## Problem statement
Scan the listing for "JuventudEsGto" and copy out each line that has it.

## Records supplied
────────────────────

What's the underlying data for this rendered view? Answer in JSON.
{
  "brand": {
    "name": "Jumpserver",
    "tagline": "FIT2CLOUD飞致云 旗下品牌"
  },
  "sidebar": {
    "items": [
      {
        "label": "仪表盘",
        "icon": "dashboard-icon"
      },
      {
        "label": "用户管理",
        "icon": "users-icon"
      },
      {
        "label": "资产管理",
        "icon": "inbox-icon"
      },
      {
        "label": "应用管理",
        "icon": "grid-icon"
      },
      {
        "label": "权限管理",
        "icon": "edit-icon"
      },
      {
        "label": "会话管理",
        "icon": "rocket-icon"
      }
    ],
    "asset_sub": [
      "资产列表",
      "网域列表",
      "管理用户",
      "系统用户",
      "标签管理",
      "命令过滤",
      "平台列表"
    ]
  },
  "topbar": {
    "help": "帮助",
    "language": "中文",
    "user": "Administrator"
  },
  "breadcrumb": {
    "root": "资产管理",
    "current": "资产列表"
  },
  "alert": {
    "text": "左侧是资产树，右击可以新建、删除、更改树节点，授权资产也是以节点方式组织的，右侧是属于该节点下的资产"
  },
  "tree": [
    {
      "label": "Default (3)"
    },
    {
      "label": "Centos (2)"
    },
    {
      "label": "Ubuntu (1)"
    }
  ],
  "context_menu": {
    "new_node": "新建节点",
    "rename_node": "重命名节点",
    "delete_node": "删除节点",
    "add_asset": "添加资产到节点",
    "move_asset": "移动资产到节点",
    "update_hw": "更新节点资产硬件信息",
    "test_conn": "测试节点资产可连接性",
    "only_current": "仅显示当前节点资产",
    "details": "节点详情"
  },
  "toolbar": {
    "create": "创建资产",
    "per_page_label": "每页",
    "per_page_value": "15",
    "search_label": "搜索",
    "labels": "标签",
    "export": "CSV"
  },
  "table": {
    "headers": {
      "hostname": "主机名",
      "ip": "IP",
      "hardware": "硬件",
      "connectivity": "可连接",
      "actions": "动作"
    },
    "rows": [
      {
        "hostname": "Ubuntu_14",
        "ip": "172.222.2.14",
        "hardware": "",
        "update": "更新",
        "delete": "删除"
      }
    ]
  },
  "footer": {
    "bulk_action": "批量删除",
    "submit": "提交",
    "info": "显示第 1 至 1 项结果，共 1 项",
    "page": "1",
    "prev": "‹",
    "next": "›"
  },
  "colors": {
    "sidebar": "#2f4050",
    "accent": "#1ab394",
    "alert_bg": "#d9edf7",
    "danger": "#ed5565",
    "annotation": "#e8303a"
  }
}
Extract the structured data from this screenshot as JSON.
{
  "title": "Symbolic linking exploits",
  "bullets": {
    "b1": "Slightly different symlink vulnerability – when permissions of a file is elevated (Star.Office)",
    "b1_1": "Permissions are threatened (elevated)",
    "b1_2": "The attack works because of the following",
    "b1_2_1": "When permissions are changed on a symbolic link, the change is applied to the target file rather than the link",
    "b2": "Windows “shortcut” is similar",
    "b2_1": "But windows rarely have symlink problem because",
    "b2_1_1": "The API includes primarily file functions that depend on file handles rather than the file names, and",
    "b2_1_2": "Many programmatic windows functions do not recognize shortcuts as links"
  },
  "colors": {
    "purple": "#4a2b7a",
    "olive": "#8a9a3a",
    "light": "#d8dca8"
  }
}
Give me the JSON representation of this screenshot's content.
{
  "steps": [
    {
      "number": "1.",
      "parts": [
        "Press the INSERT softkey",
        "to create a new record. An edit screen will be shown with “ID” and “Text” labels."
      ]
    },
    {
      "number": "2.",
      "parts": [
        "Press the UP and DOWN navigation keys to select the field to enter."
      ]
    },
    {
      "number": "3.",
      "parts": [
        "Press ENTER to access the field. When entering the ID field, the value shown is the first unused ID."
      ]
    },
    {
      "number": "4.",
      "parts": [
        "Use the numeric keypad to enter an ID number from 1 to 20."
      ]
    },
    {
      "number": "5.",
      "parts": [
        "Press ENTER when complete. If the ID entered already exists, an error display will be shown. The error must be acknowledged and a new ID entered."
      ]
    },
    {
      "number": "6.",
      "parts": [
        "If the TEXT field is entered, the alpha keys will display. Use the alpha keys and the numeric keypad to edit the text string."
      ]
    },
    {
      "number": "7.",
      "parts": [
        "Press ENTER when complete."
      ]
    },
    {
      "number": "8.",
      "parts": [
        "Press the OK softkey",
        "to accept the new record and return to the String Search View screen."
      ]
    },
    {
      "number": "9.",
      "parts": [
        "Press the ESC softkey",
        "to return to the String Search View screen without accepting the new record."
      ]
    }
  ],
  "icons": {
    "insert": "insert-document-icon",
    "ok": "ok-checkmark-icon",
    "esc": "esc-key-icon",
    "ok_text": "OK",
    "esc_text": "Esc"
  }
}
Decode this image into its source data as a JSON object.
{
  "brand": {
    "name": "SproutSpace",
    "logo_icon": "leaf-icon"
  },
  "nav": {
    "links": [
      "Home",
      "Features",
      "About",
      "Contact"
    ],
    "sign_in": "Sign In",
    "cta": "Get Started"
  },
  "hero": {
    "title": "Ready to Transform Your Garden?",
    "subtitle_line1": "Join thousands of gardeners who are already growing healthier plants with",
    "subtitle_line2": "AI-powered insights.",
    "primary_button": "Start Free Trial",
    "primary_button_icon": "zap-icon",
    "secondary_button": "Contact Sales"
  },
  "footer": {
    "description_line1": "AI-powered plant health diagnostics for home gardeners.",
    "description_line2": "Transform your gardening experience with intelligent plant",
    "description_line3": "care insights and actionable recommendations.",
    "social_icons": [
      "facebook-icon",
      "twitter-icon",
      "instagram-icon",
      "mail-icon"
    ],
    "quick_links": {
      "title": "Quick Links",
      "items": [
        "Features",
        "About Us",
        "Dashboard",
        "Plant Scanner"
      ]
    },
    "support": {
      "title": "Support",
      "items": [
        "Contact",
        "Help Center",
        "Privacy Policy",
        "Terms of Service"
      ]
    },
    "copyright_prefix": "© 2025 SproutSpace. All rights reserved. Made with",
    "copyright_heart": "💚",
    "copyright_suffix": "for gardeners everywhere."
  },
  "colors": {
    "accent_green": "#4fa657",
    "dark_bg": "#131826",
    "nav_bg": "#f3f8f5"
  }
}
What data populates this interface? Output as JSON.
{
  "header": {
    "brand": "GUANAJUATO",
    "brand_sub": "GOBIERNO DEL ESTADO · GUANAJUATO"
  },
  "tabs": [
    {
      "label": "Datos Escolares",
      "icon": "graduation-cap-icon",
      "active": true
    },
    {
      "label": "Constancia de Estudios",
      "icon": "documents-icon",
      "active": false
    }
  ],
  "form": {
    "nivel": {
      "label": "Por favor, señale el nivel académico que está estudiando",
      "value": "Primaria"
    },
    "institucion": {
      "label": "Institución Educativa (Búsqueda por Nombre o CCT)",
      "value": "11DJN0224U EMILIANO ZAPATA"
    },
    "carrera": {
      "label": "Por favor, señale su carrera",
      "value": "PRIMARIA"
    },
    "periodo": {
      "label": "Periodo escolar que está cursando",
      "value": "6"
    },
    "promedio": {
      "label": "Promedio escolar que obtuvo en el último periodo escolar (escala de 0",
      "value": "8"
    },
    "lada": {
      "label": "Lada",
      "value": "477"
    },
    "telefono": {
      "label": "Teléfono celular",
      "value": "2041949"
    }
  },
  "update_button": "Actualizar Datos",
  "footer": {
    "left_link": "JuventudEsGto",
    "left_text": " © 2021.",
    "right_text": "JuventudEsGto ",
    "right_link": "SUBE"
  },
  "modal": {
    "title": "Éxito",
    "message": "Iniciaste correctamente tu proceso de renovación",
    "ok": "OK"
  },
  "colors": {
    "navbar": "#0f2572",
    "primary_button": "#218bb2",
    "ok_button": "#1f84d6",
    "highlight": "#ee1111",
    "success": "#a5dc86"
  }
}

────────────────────

## Answer for this exercise
    "left_link": "JuventudEsGto",
    "right_text": "JuventudEsGto ",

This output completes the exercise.